Horace Stoney was born on 7th December 1897. He was baptised in February 1898 at the Free Methodist Chapel, in Leeds close to where they were living at the time. At the age of 13 he was working as an office boy for an engineer and living at home with his parents in Leeds.
On 10th December 1915, three days after he turned 18 Horace went to Leeds, joined the Royal Army Service Corp (RASC) and was posted to the Army Reserve. His service record includes the statement: “Transferred to Learners’ Section” on 10th October 1916. A contract survives, signed by Horace the day previous, declaring that he joined the RASC with a view to be trained as a Motor Transport Driver. Success would guarantee him an additional 1 shilling per day in pay, and provide him with a skill to use after the war. The RASC ensured that ammunition, food and equipment was delivered forming a complex supply network.
Horace survived the war, although he contracted malaria, and was discharged in 1919. The 1939 Register lists him as living with his parents, John and Sarah, and his aunt Harriet, at his childhood home in Leeds. He was working as a Clerk Store Highway Constable and although he is listed married, his wife is not mentioned on the record.
Explore more memories from the ribbon

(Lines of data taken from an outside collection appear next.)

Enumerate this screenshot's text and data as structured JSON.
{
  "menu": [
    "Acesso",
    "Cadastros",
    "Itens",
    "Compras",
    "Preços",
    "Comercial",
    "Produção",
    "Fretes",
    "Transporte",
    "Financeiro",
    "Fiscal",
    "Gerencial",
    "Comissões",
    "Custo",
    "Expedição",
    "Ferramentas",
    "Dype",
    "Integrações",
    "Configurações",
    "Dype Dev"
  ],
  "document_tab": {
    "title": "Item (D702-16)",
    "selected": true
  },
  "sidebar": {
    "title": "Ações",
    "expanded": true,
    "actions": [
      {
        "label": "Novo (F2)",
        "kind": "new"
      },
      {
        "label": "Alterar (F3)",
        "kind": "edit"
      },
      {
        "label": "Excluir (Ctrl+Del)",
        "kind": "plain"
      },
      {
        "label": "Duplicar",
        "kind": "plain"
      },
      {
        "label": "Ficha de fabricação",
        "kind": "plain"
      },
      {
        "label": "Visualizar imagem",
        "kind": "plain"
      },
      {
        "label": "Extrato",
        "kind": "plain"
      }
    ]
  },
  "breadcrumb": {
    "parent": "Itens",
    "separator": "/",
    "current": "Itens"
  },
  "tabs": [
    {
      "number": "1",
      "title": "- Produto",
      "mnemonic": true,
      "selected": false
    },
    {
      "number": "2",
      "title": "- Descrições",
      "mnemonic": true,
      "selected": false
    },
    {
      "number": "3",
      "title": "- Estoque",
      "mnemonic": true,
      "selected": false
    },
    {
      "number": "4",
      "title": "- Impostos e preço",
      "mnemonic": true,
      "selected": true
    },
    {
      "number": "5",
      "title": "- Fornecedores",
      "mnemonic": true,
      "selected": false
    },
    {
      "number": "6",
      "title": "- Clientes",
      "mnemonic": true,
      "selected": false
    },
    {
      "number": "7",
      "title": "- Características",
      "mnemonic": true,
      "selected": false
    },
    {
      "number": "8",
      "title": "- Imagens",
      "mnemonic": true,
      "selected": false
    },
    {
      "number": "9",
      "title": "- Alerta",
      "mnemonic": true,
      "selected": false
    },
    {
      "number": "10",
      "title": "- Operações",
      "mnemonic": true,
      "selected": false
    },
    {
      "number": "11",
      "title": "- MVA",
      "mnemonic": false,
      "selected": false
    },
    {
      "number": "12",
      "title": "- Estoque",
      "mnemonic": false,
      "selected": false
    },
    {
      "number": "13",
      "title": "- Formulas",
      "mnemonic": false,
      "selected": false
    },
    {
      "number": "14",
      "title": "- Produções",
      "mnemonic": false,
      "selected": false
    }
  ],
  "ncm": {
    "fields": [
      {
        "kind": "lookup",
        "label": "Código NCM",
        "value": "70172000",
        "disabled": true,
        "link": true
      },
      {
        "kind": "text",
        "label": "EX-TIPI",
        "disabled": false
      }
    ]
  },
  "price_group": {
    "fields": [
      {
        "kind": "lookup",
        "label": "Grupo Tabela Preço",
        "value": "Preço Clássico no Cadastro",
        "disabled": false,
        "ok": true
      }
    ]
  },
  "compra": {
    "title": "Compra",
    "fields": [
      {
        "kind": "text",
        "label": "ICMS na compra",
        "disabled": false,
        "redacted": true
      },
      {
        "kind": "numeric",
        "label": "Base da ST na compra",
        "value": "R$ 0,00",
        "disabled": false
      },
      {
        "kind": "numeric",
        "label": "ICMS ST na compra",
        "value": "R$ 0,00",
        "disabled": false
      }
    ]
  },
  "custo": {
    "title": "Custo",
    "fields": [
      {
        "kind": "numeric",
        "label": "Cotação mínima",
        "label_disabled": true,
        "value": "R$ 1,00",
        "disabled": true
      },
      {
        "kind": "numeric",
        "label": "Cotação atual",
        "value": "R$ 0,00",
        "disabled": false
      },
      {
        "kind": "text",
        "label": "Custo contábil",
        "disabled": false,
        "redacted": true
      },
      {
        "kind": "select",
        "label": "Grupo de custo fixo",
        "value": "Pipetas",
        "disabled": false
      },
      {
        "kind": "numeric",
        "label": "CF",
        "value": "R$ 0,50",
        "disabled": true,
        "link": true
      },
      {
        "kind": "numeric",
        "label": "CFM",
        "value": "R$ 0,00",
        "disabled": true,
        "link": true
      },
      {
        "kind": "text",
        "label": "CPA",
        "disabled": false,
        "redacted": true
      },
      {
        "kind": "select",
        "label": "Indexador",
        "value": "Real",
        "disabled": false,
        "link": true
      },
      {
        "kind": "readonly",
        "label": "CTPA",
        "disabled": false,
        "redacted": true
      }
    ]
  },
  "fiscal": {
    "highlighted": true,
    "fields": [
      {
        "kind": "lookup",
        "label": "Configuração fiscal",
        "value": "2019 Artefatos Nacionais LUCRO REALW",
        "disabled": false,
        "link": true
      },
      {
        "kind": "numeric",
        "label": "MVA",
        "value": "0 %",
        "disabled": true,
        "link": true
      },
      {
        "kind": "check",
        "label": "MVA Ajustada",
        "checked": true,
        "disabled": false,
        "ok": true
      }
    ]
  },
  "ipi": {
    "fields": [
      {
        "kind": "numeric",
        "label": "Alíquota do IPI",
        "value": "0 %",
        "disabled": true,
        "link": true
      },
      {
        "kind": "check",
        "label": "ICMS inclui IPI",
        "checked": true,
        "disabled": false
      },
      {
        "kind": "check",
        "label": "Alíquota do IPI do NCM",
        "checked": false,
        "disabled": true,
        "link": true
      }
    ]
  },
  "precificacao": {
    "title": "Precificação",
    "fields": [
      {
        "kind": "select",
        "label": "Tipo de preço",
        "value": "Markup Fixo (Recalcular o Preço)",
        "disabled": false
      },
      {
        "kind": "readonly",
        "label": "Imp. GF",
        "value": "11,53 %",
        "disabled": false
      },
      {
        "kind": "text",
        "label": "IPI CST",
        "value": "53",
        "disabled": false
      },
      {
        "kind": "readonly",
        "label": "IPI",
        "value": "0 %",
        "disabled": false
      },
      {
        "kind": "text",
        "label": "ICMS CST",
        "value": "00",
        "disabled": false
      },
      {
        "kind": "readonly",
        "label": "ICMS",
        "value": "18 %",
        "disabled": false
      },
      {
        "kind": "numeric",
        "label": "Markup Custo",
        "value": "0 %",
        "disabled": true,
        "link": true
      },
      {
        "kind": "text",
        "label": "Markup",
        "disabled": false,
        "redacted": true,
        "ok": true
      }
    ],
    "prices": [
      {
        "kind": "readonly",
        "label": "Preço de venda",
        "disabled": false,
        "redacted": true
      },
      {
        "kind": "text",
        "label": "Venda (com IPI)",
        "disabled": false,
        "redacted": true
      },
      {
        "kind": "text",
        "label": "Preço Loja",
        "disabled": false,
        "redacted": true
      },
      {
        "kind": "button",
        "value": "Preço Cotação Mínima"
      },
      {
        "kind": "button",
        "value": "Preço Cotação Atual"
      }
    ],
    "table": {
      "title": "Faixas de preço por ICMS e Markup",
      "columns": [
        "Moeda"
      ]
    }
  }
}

Researched by John Mills. Arnold was born on the 19th January 1896 in Harrogate Yorkshire. His Army career started with the 5th Lancers with which he went to France in August 1914. He was present at the Battles of the Aisne, Ypres, Somme 1916 and Arras 1917. He transferred to the Yorkshire Regiment on the 26th September 1917 and having gained a commission as a 2nd Lieutenant and joined the 2nd Battalion on the 18th January 1918. He was promoted Lieutenant 26th March 1919, Captain 16th November 1929, Major 1st August 1938 and Lieutenant Colonel 27th December 1943. He also served in Waziristan 1913-25 and with the Shanghai Defence Force 1930-31. Between 1933 and 1936 while serving in India he played 1st class cricket for the ‘Europeans’ team. During the Second World War he commanded the 1st Battalion, The Green Howards, 1941-43 and received a DSO on the 8th November 1943. He retired from the Army as Honorary Brigadier on the 30th December 1943. He had married Constance Smith on the 6th October 1917 when they were both just 21. On the 27th January 1949 they set sail from London on the P&O liner SS Matiana for a life in Kenya where Arnold joined the Nairobi police force. He was made Assistant Superintendant of Police on the 6th January 1950, becoming Senior Superintendant on the 1st January 1956. He was there during the early years of the Mau-Mau Rebellion. He died at Malton Yorkshire on the 13th November 1972.
Ruth Kendon came into the museum and told us the story of her father, Reginald Howes. Reginald Howes (1889-1977) attended the University of London Officer Training Corps (OTC) between 6 May 1915 and 20 July 1916 before being commissioned as a 2nd Lieutenant in the Yorkshire Regiment on 21 July 1916. He served with the 4th Battalion as temporary Adjutant and Intelligence Officer, and was wounded on 15 September 1916 at Kemmel, just south of Ypres. Ruth remembers him saying he was wounded on the day tanks were first used. Howes was awarded the Military Cross in March 1918, for “conspicuous gallantry and devotion to duty” on the Somme, during the Kaiserschlacht offensive and promoted to Captain the following month. He was taken prisoner on 27 May 1918 and released on 14 December 1918. Ruth kindly donated a number of items which belonged to her father to the museum for safekeeping.
Henry Parker In October 2015 the Green Howards Museum was contacted by the Ministry of Defence’s Joint Casualty and Compassionate Centre (JCCC). Human remains had been found in a field to the north- east of the village of Martinpuich on the Somme. The JCCC wanted to know if we could do anything to help identify this unknown soldier. We looked at events around Martinpuich between 25 and 27 September 1916. 77 men were lost, whilst an additional 319 Officers and Other Ranks were either wounded, or listed as ‘missing’. The remains could have belonged to any one of a potential 396 men. Through a process of elimination using research and archive information, we produced a shortlist of 12. To get any further, science needed to play its part. The Forensic team from JCCC collected DNA from the femur of the remains. DNA was taken from the next of kin of our shortlisted missing soldiers who had agreed to take part in the process. The remains were positively identified as those of 3183 Private Henry Parker, born 29th September 1893 in Weavererthorpe, in the Yorkshire Wolds. He was killed in action, aged 22, during the Battle of the Somme on 26 September 1916. Shoulder badges, uniform buttons, a belt buckle and clip, bullet and cut throet razor were found with the remains of Private Henry Parker – these are now on display at the museum. He was reburied with full military honours in Warlencourt Cemetary in France on 17th May 2017….